*** Opening of DATASET EXTRACT ***

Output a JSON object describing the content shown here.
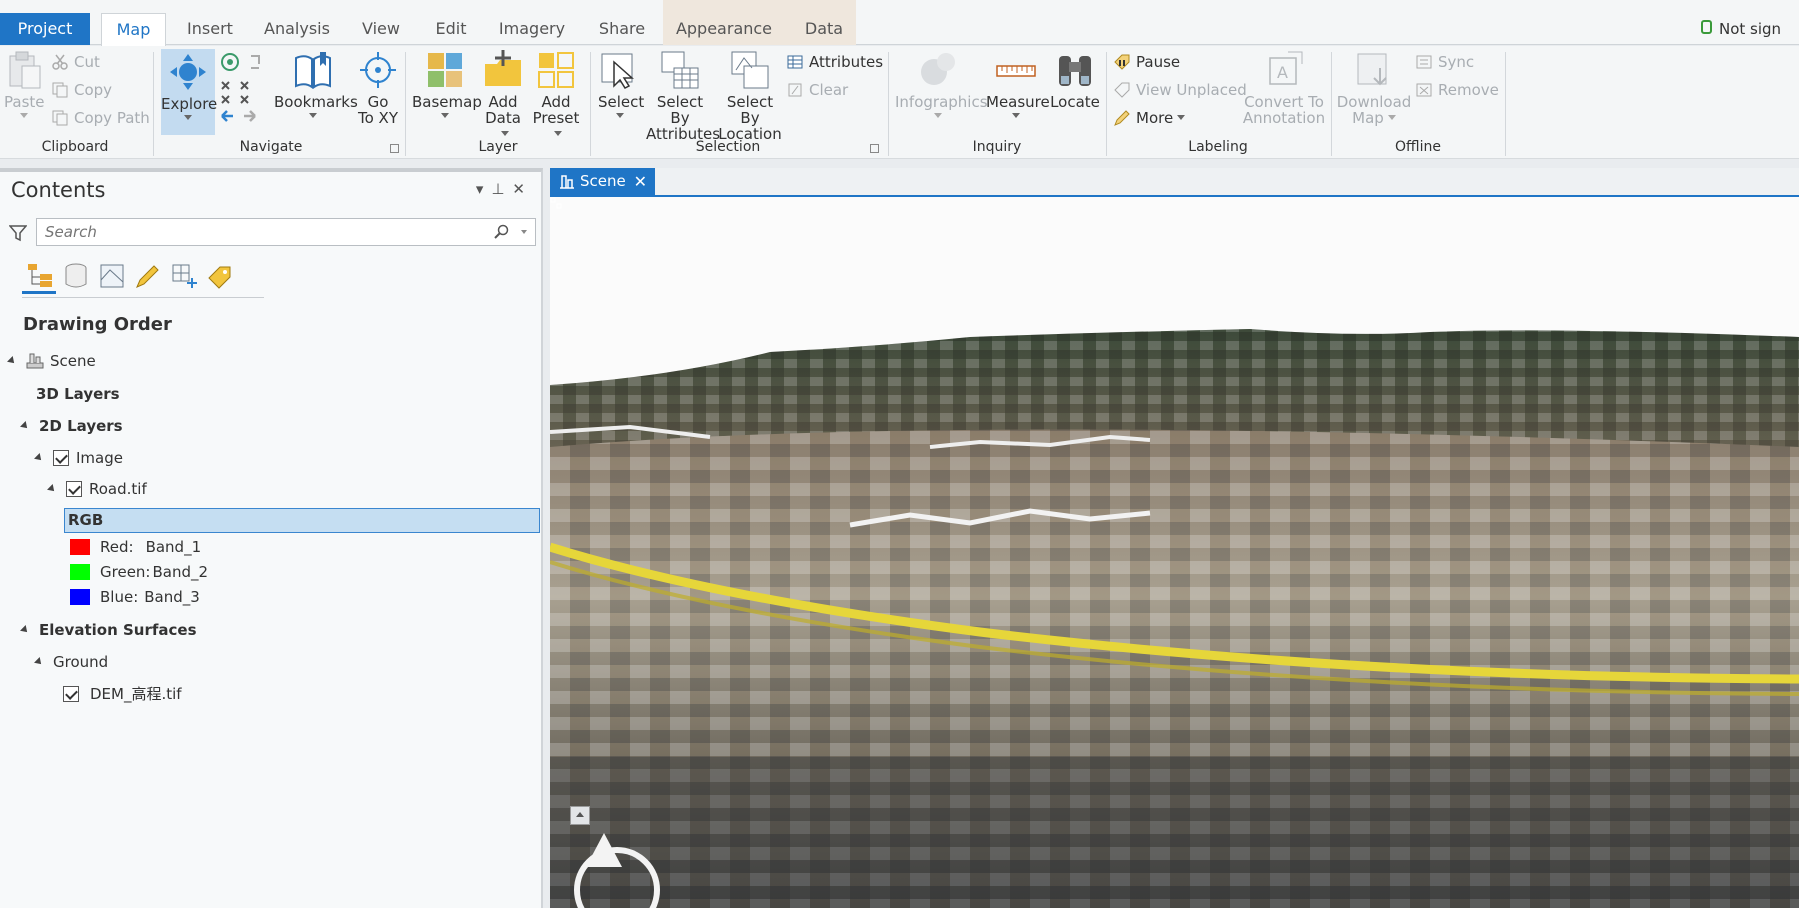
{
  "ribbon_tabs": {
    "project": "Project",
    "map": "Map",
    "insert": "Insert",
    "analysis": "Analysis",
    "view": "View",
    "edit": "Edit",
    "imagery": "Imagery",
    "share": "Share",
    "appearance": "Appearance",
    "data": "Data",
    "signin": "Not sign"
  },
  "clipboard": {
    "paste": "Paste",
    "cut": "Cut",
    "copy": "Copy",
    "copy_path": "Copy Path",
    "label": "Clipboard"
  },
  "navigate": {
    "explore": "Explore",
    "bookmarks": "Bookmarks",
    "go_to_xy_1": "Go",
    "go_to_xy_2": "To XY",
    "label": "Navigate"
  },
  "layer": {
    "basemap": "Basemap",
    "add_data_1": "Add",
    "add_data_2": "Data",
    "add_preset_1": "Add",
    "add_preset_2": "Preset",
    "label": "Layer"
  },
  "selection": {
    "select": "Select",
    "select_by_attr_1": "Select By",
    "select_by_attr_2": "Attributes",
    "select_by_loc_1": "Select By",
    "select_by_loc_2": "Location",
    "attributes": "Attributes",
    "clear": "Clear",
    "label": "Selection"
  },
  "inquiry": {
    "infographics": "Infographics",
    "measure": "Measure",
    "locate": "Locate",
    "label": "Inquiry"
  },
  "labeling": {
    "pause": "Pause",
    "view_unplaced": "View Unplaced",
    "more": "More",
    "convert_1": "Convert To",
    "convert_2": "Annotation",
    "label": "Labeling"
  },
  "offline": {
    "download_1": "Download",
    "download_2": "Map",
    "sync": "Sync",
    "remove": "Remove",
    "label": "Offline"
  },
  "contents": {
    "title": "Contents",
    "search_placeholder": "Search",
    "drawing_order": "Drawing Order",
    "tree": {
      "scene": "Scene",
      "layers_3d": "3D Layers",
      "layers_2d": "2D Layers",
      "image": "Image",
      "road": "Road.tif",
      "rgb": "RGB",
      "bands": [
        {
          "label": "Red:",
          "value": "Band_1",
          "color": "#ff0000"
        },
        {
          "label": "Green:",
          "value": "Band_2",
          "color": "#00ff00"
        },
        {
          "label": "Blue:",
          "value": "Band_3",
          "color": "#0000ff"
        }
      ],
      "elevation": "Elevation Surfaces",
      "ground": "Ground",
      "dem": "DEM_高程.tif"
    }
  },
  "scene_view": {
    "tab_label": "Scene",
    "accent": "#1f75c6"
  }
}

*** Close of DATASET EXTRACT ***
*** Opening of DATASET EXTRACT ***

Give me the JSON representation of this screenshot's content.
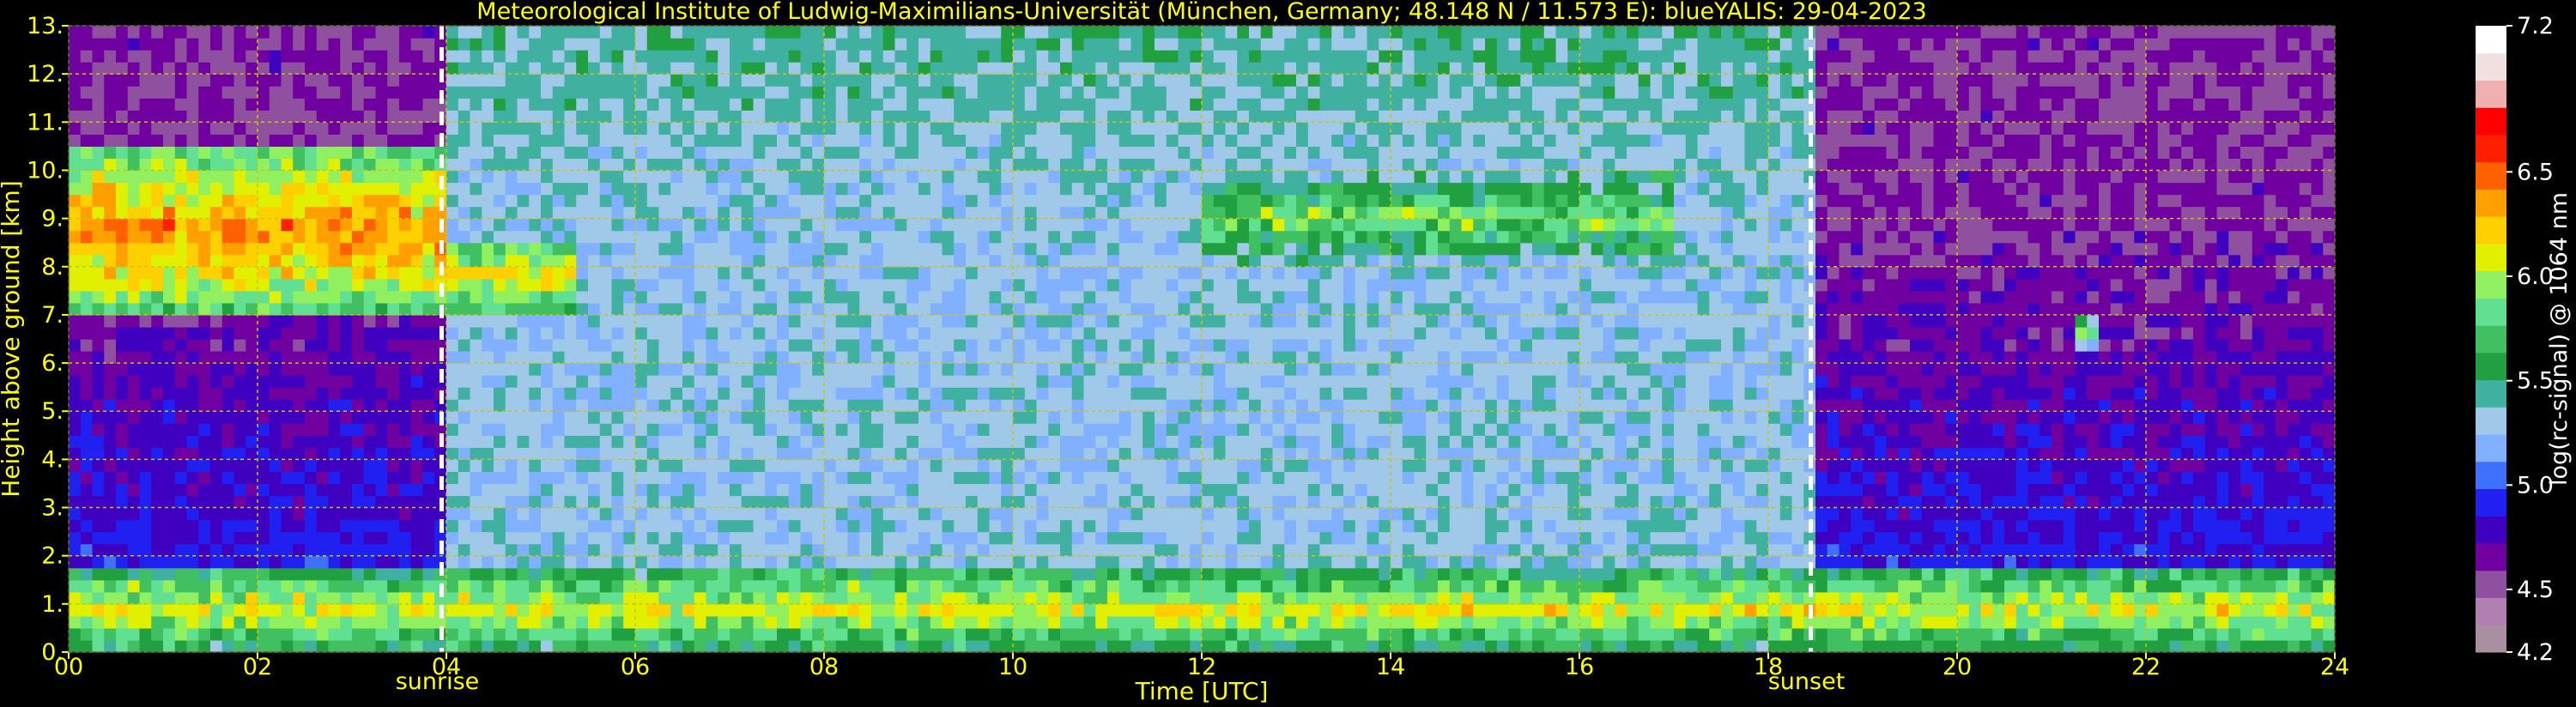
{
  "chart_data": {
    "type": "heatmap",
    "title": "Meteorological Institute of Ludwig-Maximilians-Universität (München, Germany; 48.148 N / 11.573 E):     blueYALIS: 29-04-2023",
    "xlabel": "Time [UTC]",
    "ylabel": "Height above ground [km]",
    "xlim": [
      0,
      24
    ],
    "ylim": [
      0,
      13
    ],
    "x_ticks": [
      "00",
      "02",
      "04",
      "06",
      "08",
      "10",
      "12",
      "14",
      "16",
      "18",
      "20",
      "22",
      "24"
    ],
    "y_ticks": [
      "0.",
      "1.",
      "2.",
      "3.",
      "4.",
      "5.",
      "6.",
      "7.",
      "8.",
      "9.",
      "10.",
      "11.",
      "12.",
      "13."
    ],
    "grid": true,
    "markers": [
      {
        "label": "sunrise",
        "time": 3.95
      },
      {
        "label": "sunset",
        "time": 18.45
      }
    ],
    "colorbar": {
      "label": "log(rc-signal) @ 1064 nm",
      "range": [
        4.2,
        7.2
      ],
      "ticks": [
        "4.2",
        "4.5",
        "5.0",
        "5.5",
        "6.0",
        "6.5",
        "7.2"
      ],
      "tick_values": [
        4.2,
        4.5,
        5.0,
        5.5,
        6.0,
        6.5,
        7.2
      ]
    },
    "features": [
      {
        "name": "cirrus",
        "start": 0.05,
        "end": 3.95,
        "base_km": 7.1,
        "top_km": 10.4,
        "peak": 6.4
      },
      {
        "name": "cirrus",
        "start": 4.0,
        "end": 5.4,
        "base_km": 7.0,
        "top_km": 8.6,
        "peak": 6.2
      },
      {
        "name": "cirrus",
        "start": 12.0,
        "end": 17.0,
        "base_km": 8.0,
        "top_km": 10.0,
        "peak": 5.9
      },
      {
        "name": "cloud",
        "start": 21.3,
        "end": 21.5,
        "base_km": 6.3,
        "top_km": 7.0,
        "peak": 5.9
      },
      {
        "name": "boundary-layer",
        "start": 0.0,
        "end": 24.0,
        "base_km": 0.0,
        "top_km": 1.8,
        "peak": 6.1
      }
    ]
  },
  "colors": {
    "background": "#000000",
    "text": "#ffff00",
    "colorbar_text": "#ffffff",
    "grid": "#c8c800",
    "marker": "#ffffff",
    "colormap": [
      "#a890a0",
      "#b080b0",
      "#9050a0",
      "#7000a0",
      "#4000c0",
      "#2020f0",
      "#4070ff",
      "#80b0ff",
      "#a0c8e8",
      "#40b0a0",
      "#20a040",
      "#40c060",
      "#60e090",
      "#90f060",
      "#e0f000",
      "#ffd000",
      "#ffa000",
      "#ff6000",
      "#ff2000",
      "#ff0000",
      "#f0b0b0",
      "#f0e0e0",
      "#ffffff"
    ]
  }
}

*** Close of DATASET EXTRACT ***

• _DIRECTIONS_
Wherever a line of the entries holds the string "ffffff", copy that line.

• _ANSWER SPACE_
    "colorbar_text": "#ffffff",
    "marker": "#ffffff",
      "#ffffff"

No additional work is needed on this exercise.